It is possible that a non-resident refuses to return the capital gains paid to the buyer and that the buyer will have to claim it back through the courts. To avoid greater evils, experts strongly advise that you to agree in the deed of sale of the property how the seller can compensate the buyer for the payment of the capital gain in order to avoid having to initiate a subsequent legal claim.
How to compensate the buyer for the payment of capital gains tax
In the deed of sale of the property, a clause can be included that allows the buyer to claim back the payment of this tax. This is commented by tax lawyer Pablo González Vázquez, where he states that “Normally, either a reduction in the price is agreed by the parties, or the amount is usually withheld for subsequent payment by the taxpayer buyer”. However, these agreements are not binding for tax authorities, which means that if the buyer is not compensated by the non-resident seller, he or she will not be released from the obligation to declare or self-assess the tax and pay it.
Can the buyer appeal municipal capital gains tax in Spain?
The buyer is the substitute taxpayer and the question arises as to whether the buyer can directly appeal municipal capital gains tax in Spain. Salcedo points out that the buyer would have the right to appeal, both by means of an appeal for reconsideration before the local council, as well as in economic-administrative proceedings.

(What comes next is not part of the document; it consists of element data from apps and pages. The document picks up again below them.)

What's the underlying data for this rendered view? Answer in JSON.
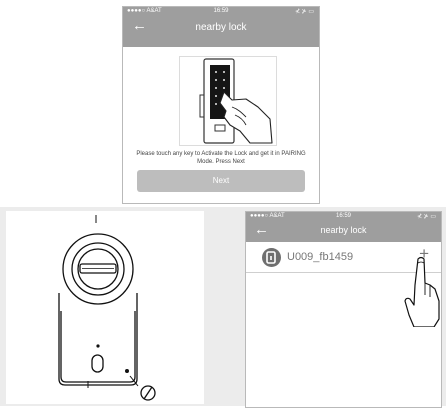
{
  "top_screen": {
    "status": {
      "carrier": "●●●●○ A&AT",
      "time": "16:59",
      "battery": "⊀ ⊁ ▭"
    },
    "title": "nearby lock",
    "back_icon": "back-arrow-icon",
    "instruction": "Please touch any key to Activate the Lock and get it in PAIRING Mode. Press Next",
    "next_label": "Next"
  },
  "bottom_screen": {
    "status": {
      "carrier": "●●●●○ A&AT",
      "time": "16:59",
      "battery": "⊀ ⊁ ▭"
    },
    "title": "nearby lock",
    "back_icon": "back-arrow-icon",
    "lock_name": "U009_fb1459",
    "add_label": "+"
  },
  "colors": {
    "navbar": "#9e9e9e",
    "button": "#bdbdbd",
    "background_band": "#ececec"
  }
}
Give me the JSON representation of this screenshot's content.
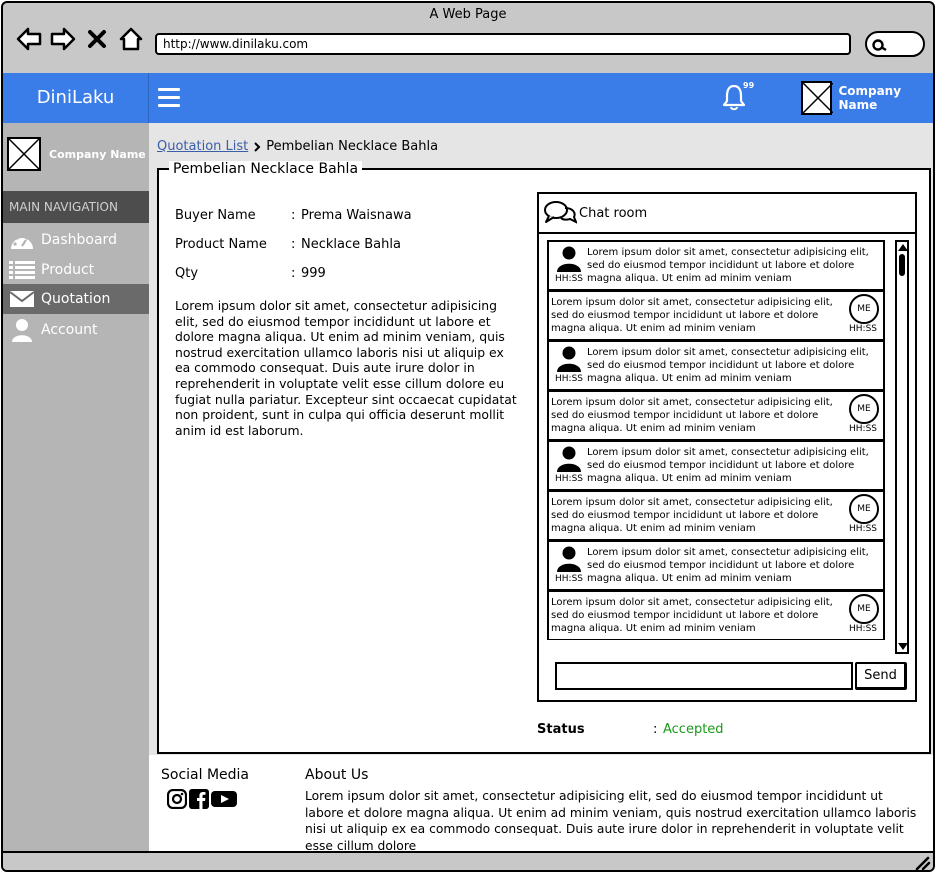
{
  "browser": {
    "title": "A Web Page",
    "url": "http://www.dinilaku.com"
  },
  "header": {
    "brand": "DiniLaku",
    "notification_count": "99",
    "company_name": "Company Name"
  },
  "sidebar": {
    "company_name": "Company Name",
    "section_title": "MAIN NAVIGATION",
    "items": [
      {
        "label": "Dashboard",
        "icon": "dashboard-icon"
      },
      {
        "label": "Product",
        "icon": "list-icon"
      },
      {
        "label": "Quotation",
        "icon": "envelope-icon",
        "active": true
      },
      {
        "label": "Account",
        "icon": "user-icon"
      }
    ]
  },
  "breadcrumb": {
    "parent": "Quotation List",
    "current": "Pembelian Necklace Bahla"
  },
  "detail": {
    "title": "Pembelian Necklace Bahla",
    "fields": [
      {
        "label": "Buyer Name",
        "sep": ":",
        "value": "Prema Waisnawa"
      },
      {
        "label": "Product Name",
        "sep": ":",
        "value": "Necklace Bahla"
      },
      {
        "label": "Qty",
        "sep": ":",
        "value": "999"
      }
    ],
    "description": "Lorem ipsum dolor sit amet, consectetur adipisicing elit, sed do eiusmod tempor incididunt ut labore et dolore magna aliqua. Ut enim ad minim veniam, quis nostrud exercitation ullamco laboris nisi ut aliquip ex ea commodo consequat. Duis aute irure dolor in reprehenderit in voluptate velit esse cillum dolore eu fugiat nulla pariatur. Excepteur sint occaecat cupidatat non proident, sunt in culpa qui officia deserunt mollit anim id est laborum."
  },
  "chat": {
    "title": "Chat room",
    "send_label": "Send",
    "me_label": "ME",
    "messages": [
      {
        "from": "them",
        "text": "Lorem ipsum dolor sit amet, consectetur adipisicing elit, sed do eiusmod tempor incididunt ut labore et dolore magna aliqua. Ut enim ad minim veniam",
        "time": "HH:SS"
      },
      {
        "from": "me",
        "text": "Lorem ipsum dolor sit amet, consectetur adipisicing elit, sed do eiusmod tempor incididunt ut labore et dolore magna aliqua. Ut enim ad minim veniam",
        "time": "HH:SS"
      },
      {
        "from": "them",
        "text": "Lorem ipsum dolor sit amet, consectetur adipisicing elit, sed do eiusmod tempor incididunt ut labore et dolore magna aliqua. Ut enim ad minim veniam",
        "time": "HH:SS"
      },
      {
        "from": "me",
        "text": "Lorem ipsum dolor sit amet, consectetur adipisicing elit, sed do eiusmod tempor incididunt ut labore et dolore magna aliqua. Ut enim ad minim veniam",
        "time": "HH:SS"
      },
      {
        "from": "them",
        "text": "Lorem ipsum dolor sit amet, consectetur adipisicing elit, sed do eiusmod tempor incididunt ut labore et dolore magna aliqua. Ut enim ad minim veniam",
        "time": "HH:SS"
      },
      {
        "from": "me",
        "text": "Lorem ipsum dolor sit amet, consectetur adipisicing elit, sed do eiusmod tempor incididunt ut labore et dolore magna aliqua. Ut enim ad minim veniam",
        "time": "HH:SS"
      },
      {
        "from": "them",
        "text": "Lorem ipsum dolor sit amet, consectetur adipisicing elit, sed do eiusmod tempor incididunt ut labore et dolore magna aliqua. Ut enim ad minim veniam",
        "time": "HH:SS"
      },
      {
        "from": "me",
        "text": "Lorem ipsum dolor sit amet, consectetur adipisicing elit, sed do eiusmod tempor incididunt ut labore et dolore magna aliqua. Ut enim ad minim veniam",
        "time": "HH:SS"
      }
    ]
  },
  "status": {
    "label": "Status",
    "sep": ":",
    "value": "Accepted",
    "color": "#1a9a1a"
  },
  "footer": {
    "social_title": "Social Media",
    "social_icons": [
      "instagram-icon",
      "facebook-icon",
      "youtube-icon"
    ],
    "about_title": "About Us",
    "about_text": "Lorem ipsum dolor sit amet, consectetur adipisicing elit, sed do eiusmod tempor incididunt ut labore et dolore magna aliqua. Ut enim ad minim veniam, quis nostrud exercitation ullamco laboris nisi ut aliquip ex ea commodo consequat. Duis aute irure dolor in reprehenderit in voluptate velit esse cillum dolore"
  },
  "colors": {
    "header_blue": "#3b7de8",
    "sidebar_gray": "#b5b5b5",
    "nav_section_dark": "#4d4d4d",
    "active_item": "#6a6a6a"
  }
}
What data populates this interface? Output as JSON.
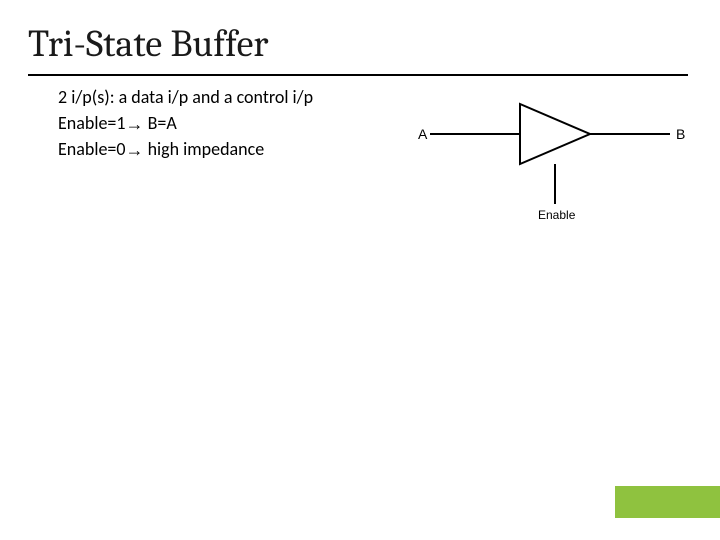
{
  "title": "Tri-State Buffer",
  "bullets": {
    "line1_left": "2 i/p(s): a data i/p and a control i/p",
    "line2_left": "Enable=1",
    "line2_arrow": "→",
    "line2_right": " B=A",
    "line3_left": "Enable=0",
    "line3_arrow": "→",
    "line3_right": " high impedance"
  },
  "figure": {
    "input_label": "A",
    "output_label": "B",
    "control_label": "Enable"
  },
  "accent_color": "#8fc23f"
}
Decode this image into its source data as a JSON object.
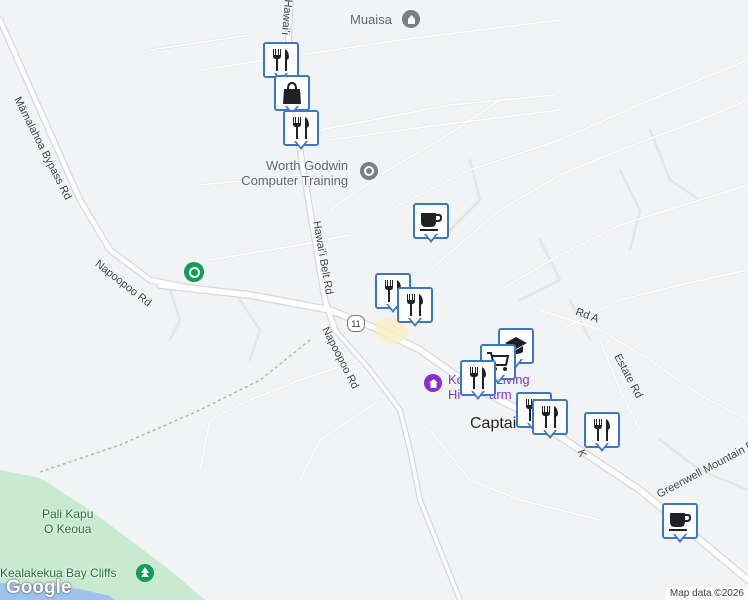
{
  "map": {
    "roads": {
      "mamalahoa": "Māmalahoa Bypass Rd",
      "napoopoo_left": "Napoopoo Rd",
      "napoopoo_right": "Napoopoo Rd",
      "napoopoo_top": "Napoopoo Rd",
      "hawaii_belt": "Hawaiʻi Belt Rd",
      "hawaii_belt_top": "Hawaiʻi",
      "route_shield": "11",
      "rd_a": "Rd A",
      "estate": "Estate Rd",
      "greenwell": "Greenwell Mountain Rd",
      "kr": "K"
    },
    "places": {
      "muaisa": "Muaisa",
      "worth_godwin_line1": "Worth Godwin",
      "worth_godwin_line2": "Computer Training",
      "kona_line1": "Ko    ce Living",
      "kona_line2": "Hi        arm",
      "captain": "Captai      k",
      "pali_line1": "Pali Kapu",
      "pali_line2": "O Keoua",
      "kealakekua": "Kealakekua Bay Cliffs"
    },
    "markers": [
      {
        "type": "restaurant-icon"
      },
      {
        "type": "shopping-bag-icon"
      },
      {
        "type": "restaurant-icon"
      },
      {
        "type": "coffee-cup-icon"
      },
      {
        "type": "restaurant-icon"
      },
      {
        "type": "restaurant-icon"
      },
      {
        "type": "school-icon"
      },
      {
        "type": "cart-icon"
      },
      {
        "type": "restaurant-icon"
      },
      {
        "type": "restaurant-icon"
      },
      {
        "type": "restaurant-icon"
      },
      {
        "type": "restaurant-icon"
      },
      {
        "type": "coffee-cup-icon"
      }
    ],
    "colors": {
      "background": "#f1f3f4",
      "road": "#ffffff",
      "road_major": "#dadce0",
      "park": "#c9ead0",
      "water": "#9ec2ea",
      "marker_border": "#3b78c4",
      "purple": "#8430ce",
      "green_poi": "#0f9d58"
    },
    "attribution": "Map data ©2026",
    "logo": "Google"
  }
}
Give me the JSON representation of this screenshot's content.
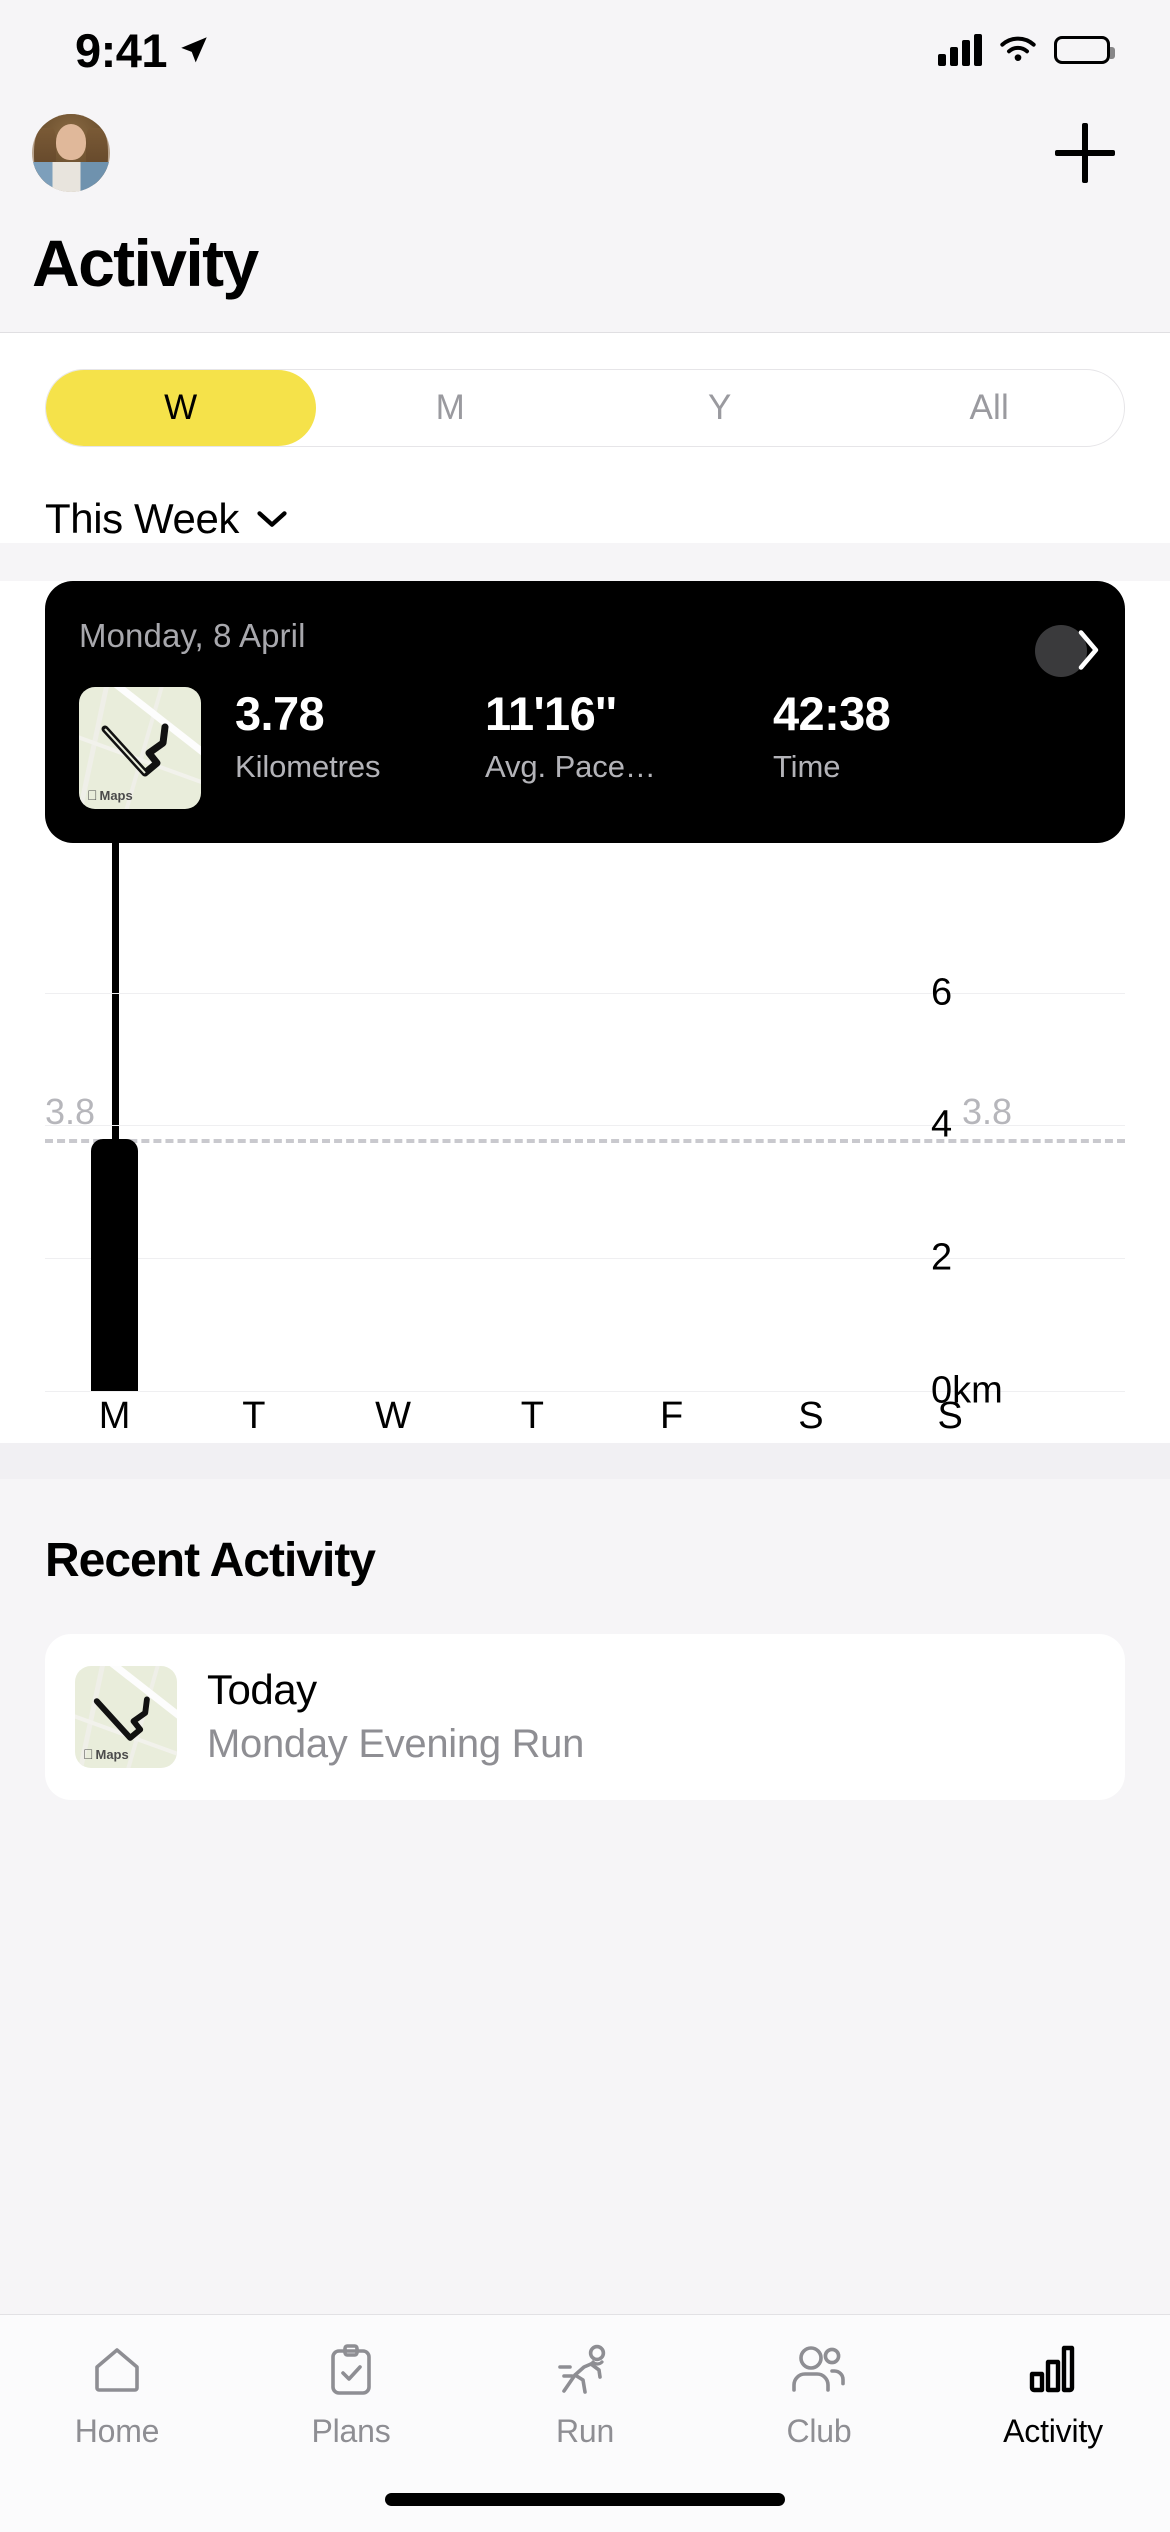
{
  "status_bar": {
    "time": "9:41",
    "location_icon": "location-arrow-icon",
    "cellular_icon": "cellular-bars-icon",
    "wifi_icon": "wifi-icon",
    "battery_icon": "battery-full-icon"
  },
  "header": {
    "avatar": "user-avatar",
    "add_label": "+",
    "title": "Activity"
  },
  "segmented": {
    "options": [
      {
        "label": "W",
        "selected": true
      },
      {
        "label": "M",
        "selected": false
      },
      {
        "label": "Y",
        "selected": false
      },
      {
        "label": "All",
        "selected": false
      }
    ],
    "accent_color": "#f5e24a"
  },
  "range_selector": {
    "label": "This Week",
    "chevron": "chevron-down-icon"
  },
  "summary_card": {
    "date": "Monday, 8 April",
    "map_watermark": "Maps",
    "disclosure": "chevron-right-icon",
    "stats": [
      {
        "value": "3.78",
        "label": "Kilometres"
      },
      {
        "value": "11'16''",
        "label": "Avg. Pace…"
      },
      {
        "value": "42:38",
        "label": "Time"
      }
    ],
    "background_color": "#000000"
  },
  "chart_data": {
    "type": "bar",
    "title": "",
    "xlabel": "",
    "ylabel": "km",
    "categories": [
      "M",
      "T",
      "W",
      "T",
      "F",
      "S",
      "S"
    ],
    "values": [
      3.8,
      0,
      0,
      0,
      0,
      0,
      0
    ],
    "ylim": [
      0,
      6
    ],
    "yticks": [
      0,
      2,
      4,
      6
    ],
    "ytick_labels": [
      "0km",
      "2",
      "4",
      "6"
    ],
    "grid": true,
    "legend": "none",
    "average_line": {
      "value": 3.8,
      "label_left": "3.8",
      "label_right": "3.8",
      "style": "dashed",
      "color": "#c9c9ce"
    },
    "bar_color": "#000000",
    "highlighted_index": 0
  },
  "recent": {
    "heading": "Recent Activity",
    "items": [
      {
        "map_watermark": "Maps",
        "title": "Today",
        "subtitle": "Monday Evening Run"
      }
    ]
  },
  "tabbar": {
    "items": [
      {
        "label": "Home",
        "icon": "home-icon",
        "active": false
      },
      {
        "label": "Plans",
        "icon": "clipboard-check-icon",
        "active": false
      },
      {
        "label": "Run",
        "icon": "running-person-icon",
        "active": false
      },
      {
        "label": "Club",
        "icon": "people-icon",
        "active": false
      },
      {
        "label": "Activity",
        "icon": "bar-chart-icon",
        "active": true
      }
    ]
  }
}
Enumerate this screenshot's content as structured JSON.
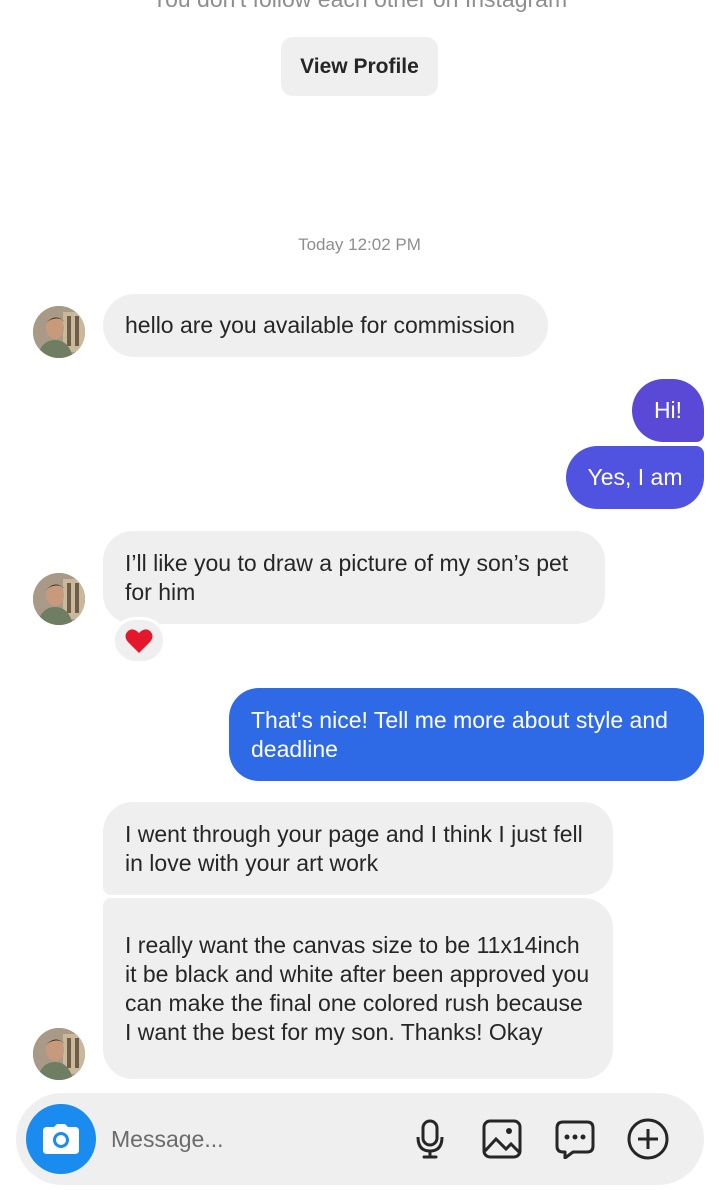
{
  "header": {
    "follow_note": "You don't follow each other on Instagram",
    "view_profile_label": "View Profile"
  },
  "thread": {
    "timestamp": "Today 12:02 PM",
    "messages": [
      {
        "from": "them",
        "text": "hello are you available for commission"
      },
      {
        "from": "me",
        "text": "Hi!"
      },
      {
        "from": "me",
        "text": "Yes, I am"
      },
      {
        "from": "them",
        "text": "I’ll like you to draw a picture of my son’s pet for him",
        "reaction": "heart"
      },
      {
        "from": "me",
        "text": "That's nice! Tell me more about style and deadline"
      },
      {
        "from": "them",
        "text": "I went through your page and I think I just fell in love with your art work"
      },
      {
        "from": "them",
        "text": "I really want the canvas size to be 11x14inch it be black and white after been approved you can make the final one colored rush because I want the best for my son. Thanks! Okay"
      }
    ]
  },
  "composer": {
    "placeholder": "Message...",
    "icons": [
      "camera-icon",
      "microphone-icon",
      "gallery-icon",
      "sticker-icon",
      "plus-icon"
    ]
  },
  "colors": {
    "outgoing_purple": "#5a48d6",
    "outgoing_blue": "#2f6ae6",
    "incoming_bg": "#efefef",
    "camera_blue": "#1a8cf0",
    "reaction_red": "#e3192b"
  }
}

In other words, the Law that regulates the municipal capital gains tax (Ley de Haciendas Locales) contemplates the legal standing of both the taxpayer and the person who is obliged to make the payment. In short, lodging an appeal to claim back the municipal capital gains that the non-resident seller does not want to pay may be another option.
The necessary collaboration of the non-resident to pay capital gains tax
With the new regulation of the municipal capital gains tax, there are 2 methods for calculating the tax base on which the tax rate will be applied.
- The objective formula: in this case, the cadastral value of the property will be multiplied with new coefficients. Each year, new coefficients will be approved in the General State Budget Law, and they will evolve according to the real estate market. This is an optional method, as the taxpayer has the option of paying tax based on the actual capital gain obtained at the time of the transfer of the property. This information is contained in the title deed or in its annexes, so calculating the tax in this way should not pose many problems.
- The real formula: this will be a calculation of the difference between the sale or transfer price and the purchase or acquisition price of the property. If the taxpayer proves that the real capital gain is lower than the one resulting from the objective estimation method, the real one can be applied. At this point it is essential that the seller provides a copy of the deed of acquisition so that the buyer can provide it to the council and thus pay tax on the increase in value actually obtained.
“The seller will have to inform the buyer of the existence of any value check that may have been notified in relation to the property, and which at the time increased the acquisition value, initially declared for the purposes of Transfer Tax, or Inheritance and Gift Tax (if acquired by inheritance or donation). And the fact is that this verified value must be taken into account to set the acquisition value in the actual calculation method,” says Salcedo.
And the same will be true if there has been no gain on the sale of the property. The tax will not have to be paid. In this case, it will also be necessary to provide the council with the deed of acquisition, as well as the verification of values that may have been notified to the non-resident, in order to accredit that there has been no increase, and that therefore the transfer is not subject to municipal capital gains tax. And it will be the non-resident seller who must provide this information, because he is the one who bought the property and could have received the value check.
Source: Idealista. Photo by Maitree Rimthong.